:: Work task ::
All that is needed is each line of the entries holding the word "Microsoft", copied as it stands.

Dataset rows for apps and sites
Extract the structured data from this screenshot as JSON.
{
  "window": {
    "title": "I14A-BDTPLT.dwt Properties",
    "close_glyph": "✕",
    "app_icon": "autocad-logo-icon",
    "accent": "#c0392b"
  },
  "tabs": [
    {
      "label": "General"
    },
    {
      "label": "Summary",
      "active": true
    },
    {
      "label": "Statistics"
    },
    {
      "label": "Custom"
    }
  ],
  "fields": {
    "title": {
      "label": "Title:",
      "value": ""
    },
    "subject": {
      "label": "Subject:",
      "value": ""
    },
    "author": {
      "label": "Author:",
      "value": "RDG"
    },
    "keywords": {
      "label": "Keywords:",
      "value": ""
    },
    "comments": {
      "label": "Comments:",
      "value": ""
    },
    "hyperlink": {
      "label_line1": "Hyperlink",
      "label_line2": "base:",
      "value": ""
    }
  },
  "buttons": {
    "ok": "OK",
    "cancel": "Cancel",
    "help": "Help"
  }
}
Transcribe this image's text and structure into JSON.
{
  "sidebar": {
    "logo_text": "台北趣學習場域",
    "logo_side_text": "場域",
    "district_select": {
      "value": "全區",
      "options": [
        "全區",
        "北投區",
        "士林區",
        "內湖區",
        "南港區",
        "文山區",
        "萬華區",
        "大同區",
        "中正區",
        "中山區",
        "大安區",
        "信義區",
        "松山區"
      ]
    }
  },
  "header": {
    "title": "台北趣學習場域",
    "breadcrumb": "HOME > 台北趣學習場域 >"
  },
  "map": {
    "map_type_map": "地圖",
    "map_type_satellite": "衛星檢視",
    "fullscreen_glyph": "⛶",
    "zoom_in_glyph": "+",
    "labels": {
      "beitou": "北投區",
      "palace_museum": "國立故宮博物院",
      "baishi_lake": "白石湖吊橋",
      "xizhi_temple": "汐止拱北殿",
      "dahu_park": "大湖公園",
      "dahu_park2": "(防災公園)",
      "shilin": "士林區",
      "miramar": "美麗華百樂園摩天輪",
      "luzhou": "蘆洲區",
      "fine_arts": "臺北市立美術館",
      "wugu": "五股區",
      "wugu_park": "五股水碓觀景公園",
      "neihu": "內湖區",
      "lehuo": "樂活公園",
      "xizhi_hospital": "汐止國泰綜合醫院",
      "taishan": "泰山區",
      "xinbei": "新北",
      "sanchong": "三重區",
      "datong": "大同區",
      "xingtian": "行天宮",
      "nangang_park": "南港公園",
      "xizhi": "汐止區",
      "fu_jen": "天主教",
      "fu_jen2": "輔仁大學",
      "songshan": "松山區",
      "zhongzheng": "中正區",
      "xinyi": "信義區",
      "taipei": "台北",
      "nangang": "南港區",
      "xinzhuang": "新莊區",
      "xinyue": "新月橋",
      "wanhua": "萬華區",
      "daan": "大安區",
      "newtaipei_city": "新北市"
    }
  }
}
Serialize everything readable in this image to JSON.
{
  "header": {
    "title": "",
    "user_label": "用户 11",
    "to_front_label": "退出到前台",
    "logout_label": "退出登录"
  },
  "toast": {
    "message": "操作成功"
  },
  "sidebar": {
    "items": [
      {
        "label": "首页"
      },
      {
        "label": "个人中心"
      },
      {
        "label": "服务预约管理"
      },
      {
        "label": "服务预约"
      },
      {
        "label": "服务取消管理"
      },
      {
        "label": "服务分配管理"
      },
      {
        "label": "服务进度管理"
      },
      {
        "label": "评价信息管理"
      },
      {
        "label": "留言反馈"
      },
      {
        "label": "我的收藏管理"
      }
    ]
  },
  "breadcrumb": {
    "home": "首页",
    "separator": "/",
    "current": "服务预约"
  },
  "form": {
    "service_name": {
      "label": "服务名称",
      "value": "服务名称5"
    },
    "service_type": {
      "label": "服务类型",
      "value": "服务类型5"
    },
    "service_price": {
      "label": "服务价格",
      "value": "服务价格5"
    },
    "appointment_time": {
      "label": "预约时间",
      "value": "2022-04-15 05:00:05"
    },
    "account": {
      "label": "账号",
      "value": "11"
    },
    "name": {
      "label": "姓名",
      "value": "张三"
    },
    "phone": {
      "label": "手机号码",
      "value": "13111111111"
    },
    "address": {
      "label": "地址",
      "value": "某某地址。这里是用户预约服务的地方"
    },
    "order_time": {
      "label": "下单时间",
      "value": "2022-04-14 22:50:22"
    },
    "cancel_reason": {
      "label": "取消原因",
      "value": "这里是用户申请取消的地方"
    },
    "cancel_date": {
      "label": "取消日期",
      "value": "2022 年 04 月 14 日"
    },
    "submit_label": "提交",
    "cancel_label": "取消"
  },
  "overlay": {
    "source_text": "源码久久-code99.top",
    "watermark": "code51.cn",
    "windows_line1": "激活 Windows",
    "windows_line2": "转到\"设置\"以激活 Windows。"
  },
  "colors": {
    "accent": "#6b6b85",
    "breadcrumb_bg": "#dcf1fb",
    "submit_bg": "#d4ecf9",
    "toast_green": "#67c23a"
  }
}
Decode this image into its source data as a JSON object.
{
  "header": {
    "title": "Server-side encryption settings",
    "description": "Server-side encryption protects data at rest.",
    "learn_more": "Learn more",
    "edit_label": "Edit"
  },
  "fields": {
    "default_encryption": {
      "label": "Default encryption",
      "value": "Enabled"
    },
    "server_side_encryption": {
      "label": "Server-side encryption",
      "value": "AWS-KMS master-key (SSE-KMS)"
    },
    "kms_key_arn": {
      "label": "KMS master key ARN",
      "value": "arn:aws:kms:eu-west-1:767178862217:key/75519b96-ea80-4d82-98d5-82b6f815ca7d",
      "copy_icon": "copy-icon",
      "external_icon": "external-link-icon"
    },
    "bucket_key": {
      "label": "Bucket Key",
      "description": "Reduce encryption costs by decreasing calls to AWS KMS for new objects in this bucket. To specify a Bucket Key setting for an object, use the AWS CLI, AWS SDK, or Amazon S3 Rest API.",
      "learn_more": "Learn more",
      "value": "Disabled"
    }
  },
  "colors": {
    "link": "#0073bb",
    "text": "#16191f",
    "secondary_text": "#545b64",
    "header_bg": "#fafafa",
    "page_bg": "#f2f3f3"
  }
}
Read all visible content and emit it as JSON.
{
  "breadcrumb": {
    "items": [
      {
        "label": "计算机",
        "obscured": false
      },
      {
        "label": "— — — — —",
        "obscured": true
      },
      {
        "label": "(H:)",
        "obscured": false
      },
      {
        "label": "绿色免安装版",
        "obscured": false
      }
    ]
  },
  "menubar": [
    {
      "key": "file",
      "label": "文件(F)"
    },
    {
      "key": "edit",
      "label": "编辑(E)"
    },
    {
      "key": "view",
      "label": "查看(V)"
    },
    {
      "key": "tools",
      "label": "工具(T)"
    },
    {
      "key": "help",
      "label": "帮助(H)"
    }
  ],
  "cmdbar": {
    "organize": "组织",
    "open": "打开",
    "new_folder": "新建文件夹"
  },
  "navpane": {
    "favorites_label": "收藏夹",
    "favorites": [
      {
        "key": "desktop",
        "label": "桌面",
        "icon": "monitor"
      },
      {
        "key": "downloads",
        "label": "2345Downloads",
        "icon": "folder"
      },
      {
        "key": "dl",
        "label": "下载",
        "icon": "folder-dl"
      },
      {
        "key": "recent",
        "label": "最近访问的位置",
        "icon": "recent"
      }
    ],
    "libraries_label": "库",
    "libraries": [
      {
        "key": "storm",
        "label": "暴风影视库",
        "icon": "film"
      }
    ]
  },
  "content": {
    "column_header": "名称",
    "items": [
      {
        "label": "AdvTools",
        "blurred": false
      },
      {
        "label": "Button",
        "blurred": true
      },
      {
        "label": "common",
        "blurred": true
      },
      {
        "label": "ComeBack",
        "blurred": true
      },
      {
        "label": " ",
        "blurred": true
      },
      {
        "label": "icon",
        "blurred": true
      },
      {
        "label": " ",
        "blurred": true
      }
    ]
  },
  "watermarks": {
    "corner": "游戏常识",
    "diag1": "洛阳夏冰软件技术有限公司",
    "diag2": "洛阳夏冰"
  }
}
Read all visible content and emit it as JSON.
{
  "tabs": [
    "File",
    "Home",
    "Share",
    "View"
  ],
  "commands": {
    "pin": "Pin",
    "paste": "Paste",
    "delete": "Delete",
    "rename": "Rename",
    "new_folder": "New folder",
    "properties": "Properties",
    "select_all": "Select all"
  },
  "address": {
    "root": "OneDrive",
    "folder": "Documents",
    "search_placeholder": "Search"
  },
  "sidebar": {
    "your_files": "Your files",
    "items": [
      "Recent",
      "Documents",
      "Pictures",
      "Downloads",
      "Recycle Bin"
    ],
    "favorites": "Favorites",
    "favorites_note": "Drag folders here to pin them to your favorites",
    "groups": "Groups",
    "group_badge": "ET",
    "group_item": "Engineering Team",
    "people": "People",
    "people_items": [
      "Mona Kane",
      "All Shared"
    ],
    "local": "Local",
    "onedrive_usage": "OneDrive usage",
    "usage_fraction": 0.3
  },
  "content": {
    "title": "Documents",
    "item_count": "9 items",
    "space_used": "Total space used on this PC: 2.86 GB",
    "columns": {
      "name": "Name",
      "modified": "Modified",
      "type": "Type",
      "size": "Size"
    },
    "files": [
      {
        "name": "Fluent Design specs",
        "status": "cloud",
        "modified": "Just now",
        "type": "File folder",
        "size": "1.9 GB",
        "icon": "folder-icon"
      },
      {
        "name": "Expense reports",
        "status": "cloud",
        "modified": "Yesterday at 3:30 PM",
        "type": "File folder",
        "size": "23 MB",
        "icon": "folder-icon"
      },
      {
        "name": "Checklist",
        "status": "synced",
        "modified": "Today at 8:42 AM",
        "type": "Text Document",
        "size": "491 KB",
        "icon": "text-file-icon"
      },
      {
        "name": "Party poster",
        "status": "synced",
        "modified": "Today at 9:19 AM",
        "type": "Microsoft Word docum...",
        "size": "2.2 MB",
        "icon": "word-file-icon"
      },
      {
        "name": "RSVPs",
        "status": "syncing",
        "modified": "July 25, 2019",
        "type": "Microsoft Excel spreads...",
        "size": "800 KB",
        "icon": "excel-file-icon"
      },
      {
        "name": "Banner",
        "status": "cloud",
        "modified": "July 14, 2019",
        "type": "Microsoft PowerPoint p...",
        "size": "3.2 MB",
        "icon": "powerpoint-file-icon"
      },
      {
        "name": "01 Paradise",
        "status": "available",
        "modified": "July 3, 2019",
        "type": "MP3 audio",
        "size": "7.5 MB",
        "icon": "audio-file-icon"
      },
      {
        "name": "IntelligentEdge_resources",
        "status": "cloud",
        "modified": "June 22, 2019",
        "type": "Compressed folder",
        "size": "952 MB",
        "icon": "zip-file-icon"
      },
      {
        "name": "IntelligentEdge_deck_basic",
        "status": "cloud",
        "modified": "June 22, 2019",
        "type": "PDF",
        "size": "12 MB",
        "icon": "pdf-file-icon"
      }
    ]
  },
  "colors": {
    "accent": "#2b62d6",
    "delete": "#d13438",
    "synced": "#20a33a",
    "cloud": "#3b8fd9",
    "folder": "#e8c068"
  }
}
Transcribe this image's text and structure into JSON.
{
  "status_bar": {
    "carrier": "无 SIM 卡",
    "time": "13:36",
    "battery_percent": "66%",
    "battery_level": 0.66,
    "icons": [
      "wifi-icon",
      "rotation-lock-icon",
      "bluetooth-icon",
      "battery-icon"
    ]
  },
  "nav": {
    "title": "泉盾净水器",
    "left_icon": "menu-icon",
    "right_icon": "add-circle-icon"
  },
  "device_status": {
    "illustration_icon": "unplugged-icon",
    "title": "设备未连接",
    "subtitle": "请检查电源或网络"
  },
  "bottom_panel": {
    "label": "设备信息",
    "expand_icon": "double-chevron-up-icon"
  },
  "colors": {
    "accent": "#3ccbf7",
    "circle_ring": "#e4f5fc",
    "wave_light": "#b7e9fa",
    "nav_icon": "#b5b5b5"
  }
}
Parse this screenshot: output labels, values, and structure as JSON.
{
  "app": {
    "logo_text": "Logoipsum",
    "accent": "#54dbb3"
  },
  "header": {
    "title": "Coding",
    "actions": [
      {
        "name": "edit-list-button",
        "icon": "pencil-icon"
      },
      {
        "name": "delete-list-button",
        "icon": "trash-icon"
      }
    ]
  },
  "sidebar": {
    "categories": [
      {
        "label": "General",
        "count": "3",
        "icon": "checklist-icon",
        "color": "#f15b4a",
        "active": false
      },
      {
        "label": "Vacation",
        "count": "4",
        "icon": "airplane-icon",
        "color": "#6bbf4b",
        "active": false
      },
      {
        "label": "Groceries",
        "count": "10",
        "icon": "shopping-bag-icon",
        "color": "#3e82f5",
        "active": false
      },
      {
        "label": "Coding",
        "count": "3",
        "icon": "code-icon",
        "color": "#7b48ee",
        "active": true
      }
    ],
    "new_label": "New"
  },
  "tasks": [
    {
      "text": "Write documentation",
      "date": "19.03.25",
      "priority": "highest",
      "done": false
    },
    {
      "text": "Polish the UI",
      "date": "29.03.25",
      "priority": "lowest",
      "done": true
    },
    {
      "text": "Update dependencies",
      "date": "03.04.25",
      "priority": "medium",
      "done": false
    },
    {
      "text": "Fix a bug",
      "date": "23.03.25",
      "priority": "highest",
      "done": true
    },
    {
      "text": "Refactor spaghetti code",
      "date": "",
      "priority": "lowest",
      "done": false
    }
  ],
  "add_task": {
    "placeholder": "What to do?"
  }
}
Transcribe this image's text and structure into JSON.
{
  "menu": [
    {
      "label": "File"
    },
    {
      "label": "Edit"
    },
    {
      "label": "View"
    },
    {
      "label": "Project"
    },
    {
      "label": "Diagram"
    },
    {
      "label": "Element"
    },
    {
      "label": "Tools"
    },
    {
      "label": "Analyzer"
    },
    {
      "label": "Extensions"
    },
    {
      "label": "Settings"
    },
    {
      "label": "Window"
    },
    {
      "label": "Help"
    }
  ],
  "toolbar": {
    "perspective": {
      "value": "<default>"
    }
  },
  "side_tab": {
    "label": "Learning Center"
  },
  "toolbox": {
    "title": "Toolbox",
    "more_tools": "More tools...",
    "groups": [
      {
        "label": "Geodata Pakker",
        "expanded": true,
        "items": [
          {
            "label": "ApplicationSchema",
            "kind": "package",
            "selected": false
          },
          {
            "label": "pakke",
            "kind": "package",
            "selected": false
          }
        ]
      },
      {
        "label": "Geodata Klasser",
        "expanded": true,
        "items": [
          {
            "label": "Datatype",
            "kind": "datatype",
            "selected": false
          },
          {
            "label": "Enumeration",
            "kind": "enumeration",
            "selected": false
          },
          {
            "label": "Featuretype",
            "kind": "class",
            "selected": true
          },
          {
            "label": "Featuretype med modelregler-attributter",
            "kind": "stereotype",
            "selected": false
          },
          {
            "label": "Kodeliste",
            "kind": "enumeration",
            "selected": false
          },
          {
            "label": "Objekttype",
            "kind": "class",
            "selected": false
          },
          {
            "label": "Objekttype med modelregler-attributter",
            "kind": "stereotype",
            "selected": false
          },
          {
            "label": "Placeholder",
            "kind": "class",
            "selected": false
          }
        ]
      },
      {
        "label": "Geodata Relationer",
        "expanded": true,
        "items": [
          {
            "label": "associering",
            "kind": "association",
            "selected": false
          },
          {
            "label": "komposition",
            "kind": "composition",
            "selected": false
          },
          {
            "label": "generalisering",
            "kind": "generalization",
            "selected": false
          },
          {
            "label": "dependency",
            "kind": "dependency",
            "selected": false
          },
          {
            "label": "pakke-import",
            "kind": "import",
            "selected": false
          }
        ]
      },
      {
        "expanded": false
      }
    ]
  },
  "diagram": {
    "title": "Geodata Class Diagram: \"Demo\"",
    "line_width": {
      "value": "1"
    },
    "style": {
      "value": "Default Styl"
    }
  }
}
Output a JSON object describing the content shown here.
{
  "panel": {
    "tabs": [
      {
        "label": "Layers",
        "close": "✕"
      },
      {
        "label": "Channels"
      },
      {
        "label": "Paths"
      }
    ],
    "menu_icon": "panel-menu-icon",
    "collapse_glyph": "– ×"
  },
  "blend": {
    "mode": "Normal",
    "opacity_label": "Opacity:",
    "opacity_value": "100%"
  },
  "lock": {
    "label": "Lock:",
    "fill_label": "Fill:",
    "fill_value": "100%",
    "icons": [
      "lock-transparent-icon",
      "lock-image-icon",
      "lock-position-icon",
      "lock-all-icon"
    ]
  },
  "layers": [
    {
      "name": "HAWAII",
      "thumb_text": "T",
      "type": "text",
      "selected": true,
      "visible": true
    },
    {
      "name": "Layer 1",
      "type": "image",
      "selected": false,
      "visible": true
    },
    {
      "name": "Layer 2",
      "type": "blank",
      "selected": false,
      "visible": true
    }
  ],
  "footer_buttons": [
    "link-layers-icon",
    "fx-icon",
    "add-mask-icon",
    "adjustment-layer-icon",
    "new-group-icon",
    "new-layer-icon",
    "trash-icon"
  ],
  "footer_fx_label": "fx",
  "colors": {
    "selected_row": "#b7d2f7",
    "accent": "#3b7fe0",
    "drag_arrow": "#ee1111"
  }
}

:: Task output ::
        "type": "Microsoft Word docum...",
        "type": "Microsoft Excel spreads...",
        "type": "Microsoft PowerPoint p...",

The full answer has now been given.